  In practice, it is possible that Government may intervene if it wants a service delivered etc and there is no alternative source. This would be no different to its interventions to help private sector companies who get into financial difficulty when providing public services or intervention in the agricultural industry where there are out-breaks of BSE, foot and mouth disease etc. Were any actual intervention involving government financial support to occur, the expenditure (or tax relief) would be recorded in the public sector accounts in the normal way, based on an analysis of the circumstances in the case.

  For on-balance sheet schemes, the capital assets are recorded in the public sector's non-financial balance sheet on basis of "economic ownership" rather than legal ownership. There should in principle be a corresponding liability (a finance lease loan) in public sector net debt. In simplified terms, the private contractor is viewed as making a loan to the public sector, which then uses the proceeds to build or improve its capital asset. The subsequent payments to the private sector are recorded as a repayment of that loan, with interest.

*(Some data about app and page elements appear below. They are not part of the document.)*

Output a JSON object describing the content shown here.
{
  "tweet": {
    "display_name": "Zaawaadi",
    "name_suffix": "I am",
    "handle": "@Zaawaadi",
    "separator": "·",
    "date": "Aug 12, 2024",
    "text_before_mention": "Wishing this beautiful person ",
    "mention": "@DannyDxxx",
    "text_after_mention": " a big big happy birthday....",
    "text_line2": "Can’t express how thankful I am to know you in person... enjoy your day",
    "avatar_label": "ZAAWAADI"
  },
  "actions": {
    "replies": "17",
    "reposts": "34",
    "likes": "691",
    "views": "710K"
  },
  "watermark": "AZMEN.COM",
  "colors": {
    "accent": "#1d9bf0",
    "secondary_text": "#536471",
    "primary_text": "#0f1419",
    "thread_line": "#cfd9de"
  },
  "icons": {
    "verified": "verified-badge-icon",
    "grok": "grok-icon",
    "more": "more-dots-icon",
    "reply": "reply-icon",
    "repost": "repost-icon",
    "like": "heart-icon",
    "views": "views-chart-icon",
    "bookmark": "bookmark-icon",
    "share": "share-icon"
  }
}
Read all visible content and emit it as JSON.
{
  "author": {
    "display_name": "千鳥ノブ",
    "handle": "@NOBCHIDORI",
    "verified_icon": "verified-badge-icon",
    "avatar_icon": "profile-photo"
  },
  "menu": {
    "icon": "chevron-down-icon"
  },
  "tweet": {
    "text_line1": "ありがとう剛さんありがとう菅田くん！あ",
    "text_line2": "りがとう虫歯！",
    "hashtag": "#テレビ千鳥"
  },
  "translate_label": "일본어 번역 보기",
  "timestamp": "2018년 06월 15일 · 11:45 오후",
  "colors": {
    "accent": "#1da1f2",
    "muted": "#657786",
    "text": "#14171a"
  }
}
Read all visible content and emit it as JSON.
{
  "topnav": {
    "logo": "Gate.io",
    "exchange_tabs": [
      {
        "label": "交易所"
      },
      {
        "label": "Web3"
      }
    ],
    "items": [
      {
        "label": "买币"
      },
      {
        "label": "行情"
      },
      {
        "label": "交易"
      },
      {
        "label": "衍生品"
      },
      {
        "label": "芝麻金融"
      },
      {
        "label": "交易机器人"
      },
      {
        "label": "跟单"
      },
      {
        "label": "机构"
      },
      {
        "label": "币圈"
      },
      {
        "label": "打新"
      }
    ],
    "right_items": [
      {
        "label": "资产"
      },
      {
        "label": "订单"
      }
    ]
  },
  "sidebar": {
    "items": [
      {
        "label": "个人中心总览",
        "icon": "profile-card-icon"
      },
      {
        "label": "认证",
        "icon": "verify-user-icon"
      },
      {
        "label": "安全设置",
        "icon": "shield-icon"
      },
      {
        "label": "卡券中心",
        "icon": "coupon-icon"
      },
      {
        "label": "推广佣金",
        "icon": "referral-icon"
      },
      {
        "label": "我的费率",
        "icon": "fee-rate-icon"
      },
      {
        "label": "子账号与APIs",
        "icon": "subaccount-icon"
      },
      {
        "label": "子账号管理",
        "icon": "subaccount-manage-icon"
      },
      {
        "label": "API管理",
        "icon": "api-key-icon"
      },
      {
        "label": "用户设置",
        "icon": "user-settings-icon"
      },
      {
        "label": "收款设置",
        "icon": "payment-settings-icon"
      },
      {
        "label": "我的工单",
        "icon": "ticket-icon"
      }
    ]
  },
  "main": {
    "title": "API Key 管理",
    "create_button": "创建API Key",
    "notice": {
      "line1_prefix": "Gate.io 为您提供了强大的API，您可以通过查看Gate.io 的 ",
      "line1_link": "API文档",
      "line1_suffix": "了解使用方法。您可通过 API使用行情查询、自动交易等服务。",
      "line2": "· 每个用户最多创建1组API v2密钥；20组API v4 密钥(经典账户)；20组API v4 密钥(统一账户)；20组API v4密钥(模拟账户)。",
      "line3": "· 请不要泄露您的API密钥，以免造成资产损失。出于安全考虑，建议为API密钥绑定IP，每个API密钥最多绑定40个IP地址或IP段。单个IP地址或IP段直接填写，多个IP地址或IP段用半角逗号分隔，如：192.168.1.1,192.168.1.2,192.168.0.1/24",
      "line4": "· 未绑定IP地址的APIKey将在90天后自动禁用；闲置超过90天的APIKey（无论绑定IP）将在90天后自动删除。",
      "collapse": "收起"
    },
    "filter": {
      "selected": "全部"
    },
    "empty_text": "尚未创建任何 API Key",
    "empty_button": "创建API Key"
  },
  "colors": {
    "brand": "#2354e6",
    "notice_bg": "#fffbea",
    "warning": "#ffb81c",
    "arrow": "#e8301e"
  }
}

  If an on-balance sheet PFI deal was terminated, then a cash payment may be made from the public sector to the private sector contractor together with the transfer of legal ownership of the asset to government.

  In the event of a failure, the sale of legal ownership of the asset to the Government would not be recorded in the National Accounts, since the asset is already on the public sector balance sheet. Instead, the cash payment would be viewed as a repayment of the notional debt outstanding on the finance lease loan. Any difference between the size of the payment and the level of the outstanding loan would be recorded as an imputed capital transfer. If the payment exceeded the outstanding loan there would be an imputed transfer to the private sector. If the payment were less than the outstanding loan there would be an imputed receipt from the private sector.

  The effect of these transactions on key fiscal aggregates would in principle be as follows:

    —  no direct effect on the public sector current budget;

    —  public sector net borrowing would change in line with the imputed capital transfer, increasing if there were a transfer to the private sector and decreasing if there were a receipt from the private sector; and

    —  public sector net debt would be reduced by the amount of the outstanding loan less the cash payment.

  In practice, as the Committee were advised, ONS is not yet in a position to include the finance lease loan associated with on-balance schemes in estimates of public sector net debt. Consequently we would not include any repayments of those loans in the event of a failure until such time as they are included in public sector net debt.

9 December 2005

previous page contents next page

House of Commons home page Parliament home page House of Lords home page search page enquiries index

© Parliamentary copyright 2006
Prepared 16 January 2006